ASSIGNED TASK
Character for character, give back every line below.

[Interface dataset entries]
*** Block opens ***
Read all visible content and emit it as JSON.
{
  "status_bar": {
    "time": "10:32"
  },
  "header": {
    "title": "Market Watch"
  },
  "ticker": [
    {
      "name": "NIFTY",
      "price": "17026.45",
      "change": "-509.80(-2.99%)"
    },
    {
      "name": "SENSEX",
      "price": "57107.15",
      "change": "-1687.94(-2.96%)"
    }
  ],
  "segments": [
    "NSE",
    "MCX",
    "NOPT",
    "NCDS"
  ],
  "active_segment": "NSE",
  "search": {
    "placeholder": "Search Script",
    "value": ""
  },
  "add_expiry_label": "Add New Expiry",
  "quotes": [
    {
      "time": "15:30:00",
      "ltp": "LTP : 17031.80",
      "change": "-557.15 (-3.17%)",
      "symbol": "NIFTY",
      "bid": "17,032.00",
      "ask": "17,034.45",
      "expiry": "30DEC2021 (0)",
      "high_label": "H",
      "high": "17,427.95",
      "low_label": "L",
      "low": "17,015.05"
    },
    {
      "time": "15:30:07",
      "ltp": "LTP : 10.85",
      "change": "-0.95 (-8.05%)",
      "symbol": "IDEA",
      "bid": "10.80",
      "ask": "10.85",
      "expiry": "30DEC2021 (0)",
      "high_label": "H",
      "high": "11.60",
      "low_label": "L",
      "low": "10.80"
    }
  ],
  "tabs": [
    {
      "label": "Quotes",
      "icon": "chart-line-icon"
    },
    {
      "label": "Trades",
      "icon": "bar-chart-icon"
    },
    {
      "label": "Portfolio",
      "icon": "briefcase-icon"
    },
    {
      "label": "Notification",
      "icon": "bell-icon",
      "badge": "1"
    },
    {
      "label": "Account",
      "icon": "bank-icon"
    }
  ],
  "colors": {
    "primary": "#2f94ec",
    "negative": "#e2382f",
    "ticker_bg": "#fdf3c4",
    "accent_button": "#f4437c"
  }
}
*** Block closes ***
YOUR RESPONSE
Read all visible content and emit it as JSON.
{
  "status_bar": {
    "time": "10:32"
  },
  "header": {
    "title": "Market Watch"
  },
  "ticker": [
    {
      "name": "NIFTY",
      "price": "17026.45",
      "change": "-509.80(-2.99%)"
    },
    {
      "name": "SENSEX",
      "price": "57107.15",
      "change": "-1687.94(-2.96%)"
    }
  ],
  "segments": [
    "NSE",
    "MCX",
    "NOPT",
    "NCDS"
  ],
  "active_segment": "NSE",
  "search": {
    "placeholder": "Search Script",
    "value": ""
  },
  "add_expiry_label": "Add New Expiry",
  "quotes": [
    {
      "time": "15:30:00",
      "ltp": "LTP : 17031.80",
      "change": "-557.15 (-3.17%)",
      "symbol": "NIFTY",
      "bid": "17,032.00",
      "ask": "17,034.45",
      "expiry": "30DEC2021 (0)",
      "high_label": "H",
      "high": "17,427.95",
      "low_label": "L",
      "low": "17,015.05"
    },
    {
      "time": "15:30:07",
      "ltp": "LTP : 10.85",
      "change": "-0.95 (-8.05%)",
      "symbol": "IDEA",
      "bid": "10.80",
      "ask": "10.85",
      "expiry": "30DEC2021 (0)",
      "high_label": "H",
      "high": "11.60",
      "low_label": "L",
      "low": "10.80"
    }
  ],
  "tabs": [
    {
      "label": "Quotes",
      "icon": "chart-line-icon"
    },
    {
      "label": "Trades",
      "icon": "bar-chart-icon"
    },
    {
      "label": "Portfolio",
      "icon": "briefcase-icon"
    },
    {
      "label": "Notification",
      "icon": "bell-icon",
      "badge": "1"
    },
    {
      "label": "Account",
      "icon": "bank-icon"
    }
  ],
  "colors": {
    "primary": "#2f94ec",
    "negative": "#e2382f",
    "ticker_bg": "#fdf3c4",
    "accent_button": "#f4437c"
  }
}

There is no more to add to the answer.